Directory Utility used to have a pane for configuring NFS automounts. That pane has been moved to the arguably more logical Disk Utility application, where you access it under File->NFS Mounts, but it looks pretty much the same as it did before:

Snow Leopard NFS Mounts

Root User

Since 10.5 the root user has also been activated via Directory Utility. I haven't found a new way to do this. It looks like if that's your bag you'll need to either find a way to open Directory Utility, or use the command-line. 'Course, if you know what root is, you shouldn't find either of these things terribly difficult. Especially since I just told you two ways to do the first thing.


There used to be an app called Directory in the Utilities folder, but it too is gone. I'm assuming some of its functionality has been added to Address Book, which now has its very own Accounts preference pane:

Snow Leopard Addressbook Accounts

And I've read that some of its functionality has been moved to the iCal Server Utility app now included with the 10.6 Server Admin Tools:

iCal Server Utility

I've also read that there is some functionality that is completely gone now.

MCX Cache

A fellow SysAdmin has posted his own groovy list of Snow Leopard changes as well. My favorite:

"New command, mcxrefresh, used for refreshing managed preferences on clients"

Hallelujah! I've bitched frequently about Mac OS X Server's overly aggressive cache. Having a way to clear it makes all the difference.

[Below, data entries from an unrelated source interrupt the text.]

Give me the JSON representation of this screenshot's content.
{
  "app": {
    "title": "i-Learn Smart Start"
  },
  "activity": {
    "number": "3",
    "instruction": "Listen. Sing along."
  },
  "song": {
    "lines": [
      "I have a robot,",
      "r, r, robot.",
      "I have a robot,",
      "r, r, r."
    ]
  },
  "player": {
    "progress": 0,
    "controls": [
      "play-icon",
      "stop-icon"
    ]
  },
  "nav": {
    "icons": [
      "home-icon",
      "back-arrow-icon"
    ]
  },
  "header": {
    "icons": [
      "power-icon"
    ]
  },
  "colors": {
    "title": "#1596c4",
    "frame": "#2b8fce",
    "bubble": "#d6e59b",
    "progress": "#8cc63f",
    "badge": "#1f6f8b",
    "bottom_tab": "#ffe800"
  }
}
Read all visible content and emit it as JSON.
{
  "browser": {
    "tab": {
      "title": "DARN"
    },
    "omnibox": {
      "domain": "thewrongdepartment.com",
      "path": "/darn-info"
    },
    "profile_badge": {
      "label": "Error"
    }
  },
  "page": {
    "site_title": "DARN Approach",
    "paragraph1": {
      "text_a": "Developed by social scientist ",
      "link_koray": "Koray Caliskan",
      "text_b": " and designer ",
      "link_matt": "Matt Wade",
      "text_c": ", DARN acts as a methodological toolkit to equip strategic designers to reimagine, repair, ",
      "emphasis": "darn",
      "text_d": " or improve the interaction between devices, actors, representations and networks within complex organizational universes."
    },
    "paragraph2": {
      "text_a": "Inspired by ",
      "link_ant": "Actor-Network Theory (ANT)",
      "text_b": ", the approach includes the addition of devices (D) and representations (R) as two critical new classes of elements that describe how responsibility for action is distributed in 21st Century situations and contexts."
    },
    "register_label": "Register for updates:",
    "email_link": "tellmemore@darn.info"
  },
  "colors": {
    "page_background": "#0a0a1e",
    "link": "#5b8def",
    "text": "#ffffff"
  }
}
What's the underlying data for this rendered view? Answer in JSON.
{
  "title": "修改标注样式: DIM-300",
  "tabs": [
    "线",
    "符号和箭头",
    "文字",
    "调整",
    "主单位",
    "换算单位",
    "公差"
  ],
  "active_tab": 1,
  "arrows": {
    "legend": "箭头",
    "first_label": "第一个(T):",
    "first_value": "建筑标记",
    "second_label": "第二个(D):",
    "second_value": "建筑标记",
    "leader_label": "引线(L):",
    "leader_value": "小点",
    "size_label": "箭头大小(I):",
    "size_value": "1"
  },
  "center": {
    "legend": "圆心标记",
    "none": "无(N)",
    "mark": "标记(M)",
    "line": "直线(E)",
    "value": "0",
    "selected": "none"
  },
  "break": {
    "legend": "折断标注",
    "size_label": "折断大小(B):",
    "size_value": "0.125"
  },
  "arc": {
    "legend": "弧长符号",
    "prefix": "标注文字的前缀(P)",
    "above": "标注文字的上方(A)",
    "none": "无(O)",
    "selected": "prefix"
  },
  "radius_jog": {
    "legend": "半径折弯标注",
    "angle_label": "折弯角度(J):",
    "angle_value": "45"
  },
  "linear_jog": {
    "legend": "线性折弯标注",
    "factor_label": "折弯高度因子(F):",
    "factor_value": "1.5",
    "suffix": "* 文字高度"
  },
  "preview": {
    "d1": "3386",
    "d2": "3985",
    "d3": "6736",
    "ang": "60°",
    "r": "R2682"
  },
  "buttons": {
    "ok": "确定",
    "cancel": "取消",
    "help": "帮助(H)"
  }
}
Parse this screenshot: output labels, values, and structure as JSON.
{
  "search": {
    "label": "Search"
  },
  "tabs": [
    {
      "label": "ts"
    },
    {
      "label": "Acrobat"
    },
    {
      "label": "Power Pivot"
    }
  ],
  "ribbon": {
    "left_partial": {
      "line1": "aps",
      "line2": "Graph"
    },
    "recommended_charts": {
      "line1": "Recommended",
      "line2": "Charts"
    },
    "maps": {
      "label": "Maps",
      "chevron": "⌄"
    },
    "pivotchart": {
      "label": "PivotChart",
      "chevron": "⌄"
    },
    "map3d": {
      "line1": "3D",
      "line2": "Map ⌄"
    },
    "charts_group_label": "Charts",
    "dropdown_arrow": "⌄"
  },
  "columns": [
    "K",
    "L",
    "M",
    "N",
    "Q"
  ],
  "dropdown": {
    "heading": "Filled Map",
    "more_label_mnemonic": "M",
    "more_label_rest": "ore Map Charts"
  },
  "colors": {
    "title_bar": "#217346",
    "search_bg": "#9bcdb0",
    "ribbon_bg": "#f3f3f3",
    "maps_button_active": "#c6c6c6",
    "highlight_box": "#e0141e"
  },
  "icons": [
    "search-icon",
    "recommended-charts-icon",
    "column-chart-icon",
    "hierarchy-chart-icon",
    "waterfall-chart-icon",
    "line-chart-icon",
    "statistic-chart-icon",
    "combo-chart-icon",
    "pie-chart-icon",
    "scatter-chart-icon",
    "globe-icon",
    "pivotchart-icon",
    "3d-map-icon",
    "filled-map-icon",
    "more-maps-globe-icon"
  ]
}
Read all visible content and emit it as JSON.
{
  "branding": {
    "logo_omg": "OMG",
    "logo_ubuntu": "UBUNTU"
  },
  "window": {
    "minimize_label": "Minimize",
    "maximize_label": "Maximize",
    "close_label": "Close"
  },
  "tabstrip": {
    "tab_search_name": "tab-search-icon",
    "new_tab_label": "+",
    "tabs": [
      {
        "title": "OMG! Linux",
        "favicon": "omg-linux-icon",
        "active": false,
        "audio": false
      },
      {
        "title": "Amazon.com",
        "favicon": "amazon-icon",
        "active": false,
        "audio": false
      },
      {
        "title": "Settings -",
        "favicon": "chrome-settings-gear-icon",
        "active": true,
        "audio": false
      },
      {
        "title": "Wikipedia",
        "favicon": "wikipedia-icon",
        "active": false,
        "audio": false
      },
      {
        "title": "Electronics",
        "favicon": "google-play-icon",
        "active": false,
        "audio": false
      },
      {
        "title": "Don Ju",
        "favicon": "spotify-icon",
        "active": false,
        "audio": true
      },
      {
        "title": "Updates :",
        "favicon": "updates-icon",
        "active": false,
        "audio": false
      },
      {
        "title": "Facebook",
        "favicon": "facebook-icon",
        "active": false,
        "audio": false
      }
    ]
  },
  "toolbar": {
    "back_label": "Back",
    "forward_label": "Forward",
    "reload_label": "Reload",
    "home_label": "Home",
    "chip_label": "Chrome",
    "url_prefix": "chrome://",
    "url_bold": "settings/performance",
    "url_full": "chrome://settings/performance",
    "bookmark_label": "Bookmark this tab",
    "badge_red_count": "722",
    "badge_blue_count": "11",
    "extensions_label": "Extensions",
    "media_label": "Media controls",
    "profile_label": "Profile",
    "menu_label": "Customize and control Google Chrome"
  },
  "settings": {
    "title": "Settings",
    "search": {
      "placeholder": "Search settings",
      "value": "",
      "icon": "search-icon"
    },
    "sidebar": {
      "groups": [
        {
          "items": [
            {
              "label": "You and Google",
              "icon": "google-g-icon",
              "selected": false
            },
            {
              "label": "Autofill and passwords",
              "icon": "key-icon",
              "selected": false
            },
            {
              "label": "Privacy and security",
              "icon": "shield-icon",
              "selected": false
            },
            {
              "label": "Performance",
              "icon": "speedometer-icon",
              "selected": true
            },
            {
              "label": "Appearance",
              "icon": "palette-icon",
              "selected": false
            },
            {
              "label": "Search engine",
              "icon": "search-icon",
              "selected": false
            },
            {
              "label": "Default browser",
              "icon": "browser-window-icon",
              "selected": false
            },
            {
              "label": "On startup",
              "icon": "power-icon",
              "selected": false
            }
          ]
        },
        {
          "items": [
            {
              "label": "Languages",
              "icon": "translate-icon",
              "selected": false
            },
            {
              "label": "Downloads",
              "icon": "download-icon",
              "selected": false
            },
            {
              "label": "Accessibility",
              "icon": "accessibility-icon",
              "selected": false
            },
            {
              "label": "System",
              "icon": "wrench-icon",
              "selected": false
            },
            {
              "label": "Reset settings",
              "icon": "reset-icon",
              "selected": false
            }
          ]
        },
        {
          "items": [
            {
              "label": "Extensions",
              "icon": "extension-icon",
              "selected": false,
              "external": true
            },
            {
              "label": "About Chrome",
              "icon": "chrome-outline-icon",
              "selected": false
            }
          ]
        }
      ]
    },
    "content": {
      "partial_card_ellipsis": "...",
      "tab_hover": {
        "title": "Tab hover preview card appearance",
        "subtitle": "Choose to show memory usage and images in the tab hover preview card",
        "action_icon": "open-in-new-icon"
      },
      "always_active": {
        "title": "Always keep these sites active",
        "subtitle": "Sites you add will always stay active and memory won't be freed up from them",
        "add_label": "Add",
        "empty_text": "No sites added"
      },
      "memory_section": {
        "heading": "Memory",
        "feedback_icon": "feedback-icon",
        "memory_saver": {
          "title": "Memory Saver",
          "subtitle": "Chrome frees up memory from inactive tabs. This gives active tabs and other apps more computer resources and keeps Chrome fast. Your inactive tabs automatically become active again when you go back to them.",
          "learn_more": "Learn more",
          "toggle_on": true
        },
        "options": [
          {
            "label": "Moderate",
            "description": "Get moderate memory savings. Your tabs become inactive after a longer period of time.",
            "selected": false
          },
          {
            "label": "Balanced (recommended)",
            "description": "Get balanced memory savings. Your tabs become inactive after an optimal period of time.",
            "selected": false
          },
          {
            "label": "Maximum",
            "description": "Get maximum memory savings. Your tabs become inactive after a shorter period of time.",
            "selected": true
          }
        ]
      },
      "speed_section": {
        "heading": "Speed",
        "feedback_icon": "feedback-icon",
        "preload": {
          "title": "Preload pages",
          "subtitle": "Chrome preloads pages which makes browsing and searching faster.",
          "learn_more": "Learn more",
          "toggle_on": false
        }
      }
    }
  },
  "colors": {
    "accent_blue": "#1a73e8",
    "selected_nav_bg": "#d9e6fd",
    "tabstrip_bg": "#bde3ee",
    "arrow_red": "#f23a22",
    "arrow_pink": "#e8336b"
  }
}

So we have a bit of a shuffling around here, but overall it looks to me like Apple is trying to keep simplifying the OD binding and setup process in Snow Leopard, as they have done with each iteration of Mac OS X. The most obvious features are in obvious places, whereas the more obscure features have been moved to more obscure locations. Most of these changes make sense, too, though dedicated apps for OD setup make sense on some level too. Must everything be another preference pane? In any case, it's just good to know that all the same stuff is there, it's just been moved around a bit.

On a personal note, it's a bit of a bummer to not get to play with Snow Leopard Server. I may never get the chance, actually. It could be long gone by the time we get new hardware, and we just don't rely on Mac OS X Server like we did at my old job. Ah well life goes on.

If anyone has any Snow Leopard Server stories to share, I'd love to hear them in the comments. As far as reportage goes, though, I'm gonna have to sit this one out.